Oct. 17, 2019, 8:01 PM

A bill with bipartisan support introduced in the Senate and House would require U.S. Supreme Court justices and federal judges to reveal more about travel-related gifts they receive.

The Judicial Travel Accountability Act is the latest call for greater transparency in the federal judiciary. Transparency advocates have also campaigned for cameras in the courtroom, and the federal judiciary has implemented workplace misconduct reforms in the past year that increase transparency.

The bill would amend the Ethics in Government Act of 1978 to expand the scope of financial disclosure requirements.

“Supreme Court justices and federal judges enjoy lifetime appointments and tremendous power to shape Americans’ lives,” Sheldon Whitehouse (D-R.I.), who introduced the bill in the Senate, said in a statement.

“With that power comes invitations from outside groups and individuals, many of whom are active litigants before federal courts,” he said.

“To avoid conflicts of interest, the American people ought to know what hospitality, travel, and other emoluments justices and judges receive,” Whitehouse said.

Supreme Court watchdog and Executive Director of Fix the Court Gabe Roth said in a statement that members of the federal judiciary take thousands of trips annually “often to exotic locales and resorts, with partisan interest groups, well-connected political donors or federal court litigants often footing the bill.”

The Ethics in Government Act requires that judges’ disclosures include only the identity of the source and a brief description of reimbursements over $390. But judges don’t have to identify the dollar value of the reimbursement, and are exempted entirely from reporting any gifts in the form of “food, lodging, or entertainment received as personal hospitality,” Whitehouse said in a news release.

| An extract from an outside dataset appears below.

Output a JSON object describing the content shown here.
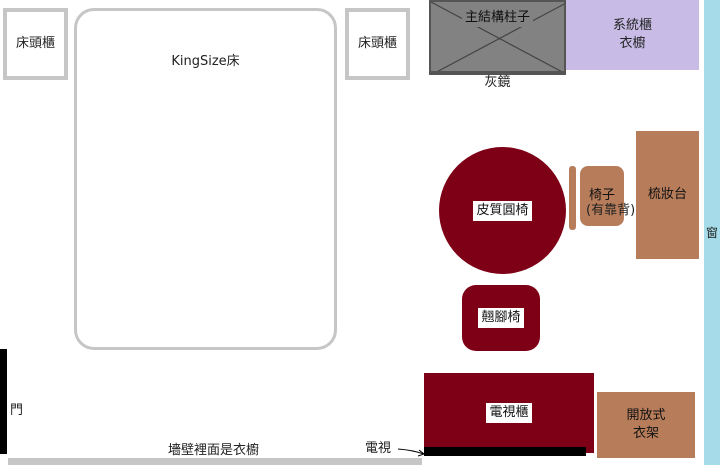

The Judicial Travel Accountability Act would require “judicial officers’" financial disclosure statements to include the dollar amount of transportation, lodging, and meal expense reimbursements and gifts, as well as a detailed description of any meetings and events attended.

The bill calls for disclosures to be filed within 15 days of a trip and to be made available on a public website. The Supreme Court doesn’t post its financial disclosures online and they are made available only once a year.

“Full transparency is critical for ensuring public confidence in our system of justice,” said Rep. David Cicilline (D-R.I.), who introduced the bill in the House. “Supreme Court justices and federal judges should always be held to the highest ethical standards,” Cicilline said in a statement. “As Republicans like Mitch McConnell continue working with wealthy special interests to change the face of the federal judiciary, it’s absolutely crucial that we pass this bill now.”

Sens. Patrick Leahy (D-Vt.), Dick Durbin (D-Ill.), Amy Klobuchar (D-Minn.), Richard Blumenthal (D-Conn.), Cory Booker (D-N.J.), Sherrod Brown (D-Ohio), Ron Wyden (D-Ore.), and Edward J. Markey (D-Mass.), and Representatives Ben Cline (R-Va.), Eleanor Holmes Norton (D-D.C.), and Sheila Jackson Lee (D-Texas) joined Whitehouse and Cicilline in introducing the bill in both chambers of Congress.

A number of the co-sponsors are members of the Senate or House judiciary committees.

There was no bill number assigned as of time of publication.

To contact the reporter on this story: Melissa Heelan Stanzione in Washington at mstanzione@bloomberglaw.com

To contact the editors responsible for this story: Jessie Kokrda Kamens at jkamens@bloomberglaw.com; Rebekah Mintzer at rmintzer@bloomberglaw.com